Citation: Quarta S, Camprubí-Robles M, Schweigreiter R, Matusica D, Haberberger RV, Proia RL, Bandtlow CE, Ferrer-Montiel A and Kress M (2017) Sphingosine-1-Phosphate and the S1P3 Receptor Initiate Neuronal Retraction via RhoA/ROCK Associated with CRMP2 Phosphorylation. Front. Mol. Neurosci. 10:317. doi: 10.3389/fnmol.2017.00317

Received: 06 June 2017; Accepted: 19 September 2017;
Published: 10 October 2017.

Edited by:

Josef Kittler, University College London, United Kingdom

Reviewed by:

Friedrich Propst, University of Vienna, Austria
Philip Forsyth Copenhaver, Oregon Health & Science University, United States

Copyright © 2017 Quarta, Camprubí-Robles, Schweigreiter, Matusica, Haberberger, Proia, Bandtlow, Ferrer-Montiel and Kress.
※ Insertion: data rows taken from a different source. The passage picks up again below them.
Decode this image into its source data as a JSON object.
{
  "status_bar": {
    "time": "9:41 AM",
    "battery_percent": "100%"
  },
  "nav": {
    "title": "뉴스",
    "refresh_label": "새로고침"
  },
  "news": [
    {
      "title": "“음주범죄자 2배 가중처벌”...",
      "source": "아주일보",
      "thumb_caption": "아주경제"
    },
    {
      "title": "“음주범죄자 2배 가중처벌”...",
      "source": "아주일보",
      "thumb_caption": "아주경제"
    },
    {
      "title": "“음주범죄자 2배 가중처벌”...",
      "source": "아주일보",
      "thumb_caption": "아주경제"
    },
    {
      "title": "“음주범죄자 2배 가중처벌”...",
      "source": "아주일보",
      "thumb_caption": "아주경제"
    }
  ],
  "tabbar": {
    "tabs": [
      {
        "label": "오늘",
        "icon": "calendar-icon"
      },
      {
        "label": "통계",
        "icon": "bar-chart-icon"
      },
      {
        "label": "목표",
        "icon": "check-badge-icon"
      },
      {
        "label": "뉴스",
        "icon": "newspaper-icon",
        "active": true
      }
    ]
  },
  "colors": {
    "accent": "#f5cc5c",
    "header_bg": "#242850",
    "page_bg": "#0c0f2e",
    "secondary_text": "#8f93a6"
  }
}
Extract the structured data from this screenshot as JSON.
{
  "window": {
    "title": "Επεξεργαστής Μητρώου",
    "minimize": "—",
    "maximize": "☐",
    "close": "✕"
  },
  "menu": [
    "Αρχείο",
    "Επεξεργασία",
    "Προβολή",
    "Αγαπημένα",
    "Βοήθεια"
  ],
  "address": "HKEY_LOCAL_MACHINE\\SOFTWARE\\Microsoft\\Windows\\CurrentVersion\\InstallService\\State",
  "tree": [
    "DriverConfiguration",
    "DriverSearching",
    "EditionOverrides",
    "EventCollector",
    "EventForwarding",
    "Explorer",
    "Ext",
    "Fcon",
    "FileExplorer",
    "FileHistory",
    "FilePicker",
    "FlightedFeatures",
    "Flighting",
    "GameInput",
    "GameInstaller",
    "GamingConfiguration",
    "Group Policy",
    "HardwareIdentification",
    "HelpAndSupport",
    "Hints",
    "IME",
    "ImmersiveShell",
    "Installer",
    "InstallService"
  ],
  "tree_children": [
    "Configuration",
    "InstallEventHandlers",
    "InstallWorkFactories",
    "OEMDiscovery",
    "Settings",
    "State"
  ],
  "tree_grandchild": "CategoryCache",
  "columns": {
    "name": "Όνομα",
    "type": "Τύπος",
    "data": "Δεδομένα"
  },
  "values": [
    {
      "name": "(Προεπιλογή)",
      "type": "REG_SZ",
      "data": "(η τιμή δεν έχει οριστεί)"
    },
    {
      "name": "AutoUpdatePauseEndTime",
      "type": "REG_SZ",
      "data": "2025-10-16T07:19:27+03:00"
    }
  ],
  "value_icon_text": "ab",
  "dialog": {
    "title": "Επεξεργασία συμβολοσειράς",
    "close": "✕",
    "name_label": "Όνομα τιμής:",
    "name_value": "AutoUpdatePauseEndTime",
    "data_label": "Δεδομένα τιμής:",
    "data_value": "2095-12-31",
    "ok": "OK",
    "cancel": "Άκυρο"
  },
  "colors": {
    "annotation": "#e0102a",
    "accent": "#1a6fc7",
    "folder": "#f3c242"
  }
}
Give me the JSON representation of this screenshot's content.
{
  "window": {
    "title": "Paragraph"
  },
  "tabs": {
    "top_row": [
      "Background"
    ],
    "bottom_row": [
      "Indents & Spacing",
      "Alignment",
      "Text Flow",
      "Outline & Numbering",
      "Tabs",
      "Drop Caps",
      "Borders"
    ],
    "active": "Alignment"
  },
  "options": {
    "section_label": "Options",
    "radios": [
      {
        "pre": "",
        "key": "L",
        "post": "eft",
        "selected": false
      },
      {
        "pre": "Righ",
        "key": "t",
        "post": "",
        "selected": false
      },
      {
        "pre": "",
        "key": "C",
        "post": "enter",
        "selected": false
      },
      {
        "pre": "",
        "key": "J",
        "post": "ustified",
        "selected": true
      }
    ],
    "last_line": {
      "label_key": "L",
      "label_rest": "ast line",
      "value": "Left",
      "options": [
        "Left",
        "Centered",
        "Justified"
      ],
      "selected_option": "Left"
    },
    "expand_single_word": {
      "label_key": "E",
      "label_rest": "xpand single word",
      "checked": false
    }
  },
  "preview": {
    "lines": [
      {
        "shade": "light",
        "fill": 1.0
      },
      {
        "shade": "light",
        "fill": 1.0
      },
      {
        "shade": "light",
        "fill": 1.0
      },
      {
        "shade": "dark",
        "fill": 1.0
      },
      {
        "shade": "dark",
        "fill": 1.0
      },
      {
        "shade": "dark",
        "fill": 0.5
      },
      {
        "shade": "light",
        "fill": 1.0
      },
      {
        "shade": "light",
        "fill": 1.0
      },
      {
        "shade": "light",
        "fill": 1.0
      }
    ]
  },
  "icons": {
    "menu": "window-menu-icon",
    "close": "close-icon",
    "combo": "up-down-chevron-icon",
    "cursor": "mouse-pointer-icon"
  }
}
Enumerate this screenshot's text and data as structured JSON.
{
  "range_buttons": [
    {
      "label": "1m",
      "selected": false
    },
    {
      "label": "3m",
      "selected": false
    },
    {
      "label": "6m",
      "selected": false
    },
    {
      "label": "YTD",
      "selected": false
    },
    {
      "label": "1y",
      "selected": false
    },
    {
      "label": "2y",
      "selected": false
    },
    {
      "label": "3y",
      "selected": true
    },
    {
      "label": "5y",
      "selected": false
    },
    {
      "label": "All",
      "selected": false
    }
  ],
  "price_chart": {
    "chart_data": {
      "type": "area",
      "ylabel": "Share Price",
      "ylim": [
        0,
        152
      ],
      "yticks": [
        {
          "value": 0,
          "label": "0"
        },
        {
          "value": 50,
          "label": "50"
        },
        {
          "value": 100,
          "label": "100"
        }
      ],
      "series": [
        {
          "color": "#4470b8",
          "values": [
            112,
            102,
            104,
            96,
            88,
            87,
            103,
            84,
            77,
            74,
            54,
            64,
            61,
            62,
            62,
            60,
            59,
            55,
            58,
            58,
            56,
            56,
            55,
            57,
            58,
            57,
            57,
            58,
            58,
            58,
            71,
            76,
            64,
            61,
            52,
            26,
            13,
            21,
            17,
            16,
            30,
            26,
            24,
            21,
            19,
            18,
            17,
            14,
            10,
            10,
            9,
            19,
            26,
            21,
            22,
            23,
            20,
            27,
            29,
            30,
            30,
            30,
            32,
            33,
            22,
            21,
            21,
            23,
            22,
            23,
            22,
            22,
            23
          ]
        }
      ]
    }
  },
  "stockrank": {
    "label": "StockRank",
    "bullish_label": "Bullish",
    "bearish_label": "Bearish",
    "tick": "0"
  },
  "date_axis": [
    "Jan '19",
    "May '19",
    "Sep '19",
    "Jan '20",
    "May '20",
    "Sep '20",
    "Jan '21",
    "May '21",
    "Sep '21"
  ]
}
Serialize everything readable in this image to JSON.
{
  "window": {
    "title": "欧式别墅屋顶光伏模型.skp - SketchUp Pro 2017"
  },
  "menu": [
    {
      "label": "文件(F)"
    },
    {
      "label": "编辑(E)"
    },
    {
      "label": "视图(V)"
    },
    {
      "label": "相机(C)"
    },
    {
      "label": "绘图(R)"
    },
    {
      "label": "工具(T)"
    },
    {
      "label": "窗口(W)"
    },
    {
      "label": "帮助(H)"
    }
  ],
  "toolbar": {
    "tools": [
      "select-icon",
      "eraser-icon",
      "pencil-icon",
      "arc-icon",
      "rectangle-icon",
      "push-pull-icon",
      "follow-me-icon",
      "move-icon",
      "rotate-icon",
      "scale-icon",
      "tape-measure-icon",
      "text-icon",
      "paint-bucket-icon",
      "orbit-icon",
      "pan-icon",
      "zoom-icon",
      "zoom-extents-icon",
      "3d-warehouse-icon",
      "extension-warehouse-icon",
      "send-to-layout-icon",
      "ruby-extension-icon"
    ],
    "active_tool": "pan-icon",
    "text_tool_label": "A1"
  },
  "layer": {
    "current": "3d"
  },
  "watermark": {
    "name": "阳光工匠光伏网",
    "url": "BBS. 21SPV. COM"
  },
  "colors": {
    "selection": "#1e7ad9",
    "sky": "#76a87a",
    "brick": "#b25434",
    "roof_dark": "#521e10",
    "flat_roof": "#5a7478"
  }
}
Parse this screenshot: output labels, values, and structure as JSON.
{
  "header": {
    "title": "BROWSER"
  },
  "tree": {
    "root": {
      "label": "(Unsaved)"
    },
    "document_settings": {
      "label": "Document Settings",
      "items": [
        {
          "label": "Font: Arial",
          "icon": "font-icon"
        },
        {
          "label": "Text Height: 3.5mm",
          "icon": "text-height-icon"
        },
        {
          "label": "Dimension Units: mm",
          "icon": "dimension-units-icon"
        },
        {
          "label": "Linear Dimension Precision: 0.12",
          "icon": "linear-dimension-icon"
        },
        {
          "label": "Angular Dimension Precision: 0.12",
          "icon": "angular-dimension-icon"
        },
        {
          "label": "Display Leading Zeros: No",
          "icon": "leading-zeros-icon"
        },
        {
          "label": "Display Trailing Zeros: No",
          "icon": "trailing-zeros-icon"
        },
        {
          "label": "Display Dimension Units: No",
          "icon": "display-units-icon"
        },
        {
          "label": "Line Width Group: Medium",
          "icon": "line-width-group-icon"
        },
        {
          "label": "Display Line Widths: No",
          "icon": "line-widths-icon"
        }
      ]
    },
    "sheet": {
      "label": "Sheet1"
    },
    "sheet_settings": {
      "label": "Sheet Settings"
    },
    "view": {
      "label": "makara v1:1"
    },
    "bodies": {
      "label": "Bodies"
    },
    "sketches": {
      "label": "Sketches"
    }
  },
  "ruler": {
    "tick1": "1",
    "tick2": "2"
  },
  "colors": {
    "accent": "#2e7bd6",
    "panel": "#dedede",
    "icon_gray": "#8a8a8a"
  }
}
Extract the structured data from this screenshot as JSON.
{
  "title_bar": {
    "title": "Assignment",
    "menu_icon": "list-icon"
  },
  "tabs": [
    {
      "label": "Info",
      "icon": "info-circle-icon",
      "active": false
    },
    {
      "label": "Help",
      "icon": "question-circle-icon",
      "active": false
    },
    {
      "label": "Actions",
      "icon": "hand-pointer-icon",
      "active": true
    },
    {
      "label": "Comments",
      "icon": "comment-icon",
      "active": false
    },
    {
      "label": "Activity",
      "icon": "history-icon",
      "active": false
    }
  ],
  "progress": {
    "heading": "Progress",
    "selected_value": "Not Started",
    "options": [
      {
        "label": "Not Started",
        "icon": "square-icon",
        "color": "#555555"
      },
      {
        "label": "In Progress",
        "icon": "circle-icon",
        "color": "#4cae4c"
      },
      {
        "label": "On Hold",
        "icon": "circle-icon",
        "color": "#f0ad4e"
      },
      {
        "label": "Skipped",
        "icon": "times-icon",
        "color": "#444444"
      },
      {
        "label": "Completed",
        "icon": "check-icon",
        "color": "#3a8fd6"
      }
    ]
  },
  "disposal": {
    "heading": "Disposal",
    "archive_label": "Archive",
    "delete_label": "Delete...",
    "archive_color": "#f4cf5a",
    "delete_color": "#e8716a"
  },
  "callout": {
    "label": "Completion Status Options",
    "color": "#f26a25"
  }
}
This is an open-access article distributed under the terms of the Creative Commons Attribution License (CC BY). The use, distribution or reproduction in other forums is permitted, provided the original author(s) or licensor are credited and that the original publication in this journal is cited, in accordance with accepted academic practice. No use, distribution or reproduction is permitted which does not comply with these terms.

*Correspondence: Serena Quarta,
Michaela Kress,

These authors have contributed equally to this work.